HOW TO COMPLETE THIS TASK = The response should be an exact copy of every record.

Dataset entries =

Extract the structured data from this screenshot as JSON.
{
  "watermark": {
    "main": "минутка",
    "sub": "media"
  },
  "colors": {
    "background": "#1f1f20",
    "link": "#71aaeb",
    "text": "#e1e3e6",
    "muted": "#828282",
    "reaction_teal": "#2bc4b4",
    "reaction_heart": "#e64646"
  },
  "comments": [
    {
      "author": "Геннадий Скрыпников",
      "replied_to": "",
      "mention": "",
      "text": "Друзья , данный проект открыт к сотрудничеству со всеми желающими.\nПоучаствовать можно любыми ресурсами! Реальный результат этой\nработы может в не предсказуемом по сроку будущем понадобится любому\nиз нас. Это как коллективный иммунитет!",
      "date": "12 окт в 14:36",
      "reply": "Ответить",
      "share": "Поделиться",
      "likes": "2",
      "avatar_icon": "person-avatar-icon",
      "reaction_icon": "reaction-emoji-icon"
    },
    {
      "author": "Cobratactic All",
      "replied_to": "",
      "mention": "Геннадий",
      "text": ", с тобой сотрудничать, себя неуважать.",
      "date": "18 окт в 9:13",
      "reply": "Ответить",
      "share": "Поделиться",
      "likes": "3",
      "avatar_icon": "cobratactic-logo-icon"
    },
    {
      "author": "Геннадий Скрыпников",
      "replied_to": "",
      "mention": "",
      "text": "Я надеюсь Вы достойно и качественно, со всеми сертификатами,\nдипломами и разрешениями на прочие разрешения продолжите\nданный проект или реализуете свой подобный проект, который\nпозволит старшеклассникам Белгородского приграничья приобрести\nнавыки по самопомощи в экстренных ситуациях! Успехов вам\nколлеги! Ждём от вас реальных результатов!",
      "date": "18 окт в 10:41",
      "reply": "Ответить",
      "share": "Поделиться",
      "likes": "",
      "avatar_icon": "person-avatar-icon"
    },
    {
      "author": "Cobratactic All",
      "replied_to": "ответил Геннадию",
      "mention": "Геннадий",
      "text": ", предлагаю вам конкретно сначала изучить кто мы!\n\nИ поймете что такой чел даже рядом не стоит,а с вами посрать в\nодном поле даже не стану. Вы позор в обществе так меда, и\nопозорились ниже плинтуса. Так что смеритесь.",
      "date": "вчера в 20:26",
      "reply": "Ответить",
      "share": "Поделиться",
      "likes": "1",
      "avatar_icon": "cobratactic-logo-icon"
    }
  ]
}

ANSWER AREA =
Extract the structured data from this screenshot as JSON.
{
  "watermark": {
    "main": "минутка",
    "sub": "media"
  },
  "colors": {
    "background": "#1f1f20",
    "link": "#71aaeb",
    "text": "#e1e3e6",
    "muted": "#828282",
    "reaction_teal": "#2bc4b4",
    "reaction_heart": "#e64646"
  },
  "comments": [
    {
      "author": "Геннадий Скрыпников",
      "replied_to": "",
      "mention": "",
      "text": "Друзья , данный проект открыт к сотрудничеству со всеми желающими.\nПоучаствовать можно любыми ресурсами! Реальный результат этой\nработы может в не предсказуемом по сроку будущем понадобится любому\nиз нас. Это как коллективный иммунитет!",
      "date": "12 окт в 14:36",
      "reply": "Ответить",
      "share": "Поделиться",
      "likes": "2",
      "avatar_icon": "person-avatar-icon",
      "reaction_icon": "reaction-emoji-icon"
    },
    {
      "author": "Cobratactic All",
      "replied_to": "",
      "mention": "Геннадий",
      "text": ", с тобой сотрудничать, себя неуважать.",
      "date": "18 окт в 9:13",
      "reply": "Ответить",
      "share": "Поделиться",
      "likes": "3",
      "avatar_icon": "cobratactic-logo-icon"
    },
    {
      "author": "Геннадий Скрыпников",
      "replied_to": "",
      "mention": "",
      "text": "Я надеюсь Вы достойно и качественно, со всеми сертификатами,\nдипломами и разрешениями на прочие разрешения продолжите\nданный проект или реализуете свой подобный проект, который\nпозволит старшеклассникам Белгородского приграничья приобрести\nнавыки по самопомощи в экстренных ситуациях! Успехов вам\nколлеги! Ждём от вас реальных результатов!",
      "date": "18 окт в 10:41",
      "reply": "Ответить",
      "share": "Поделиться",
      "likes": "",
      "avatar_icon": "person-avatar-icon"
    },
    {
      "author": "Cobratactic All",
      "replied_to": "ответил Геннадию",
      "mention": "Геннадий",
      "text": ", предлагаю вам конкретно сначала изучить кто мы!\n\nИ поймете что такой чел даже рядом не стоит,а с вами посрать в\nодном поле даже не стану. Вы позор в обществе так меда, и\nопозорились ниже плинтуса. Так что смеритесь.",
      "date": "вчера в 20:26",
      "reply": "Ответить",
      "share": "Поделиться",
      "likes": "1",
      "avatar_icon": "cobratactic-logo-icon"
    }
  ]
}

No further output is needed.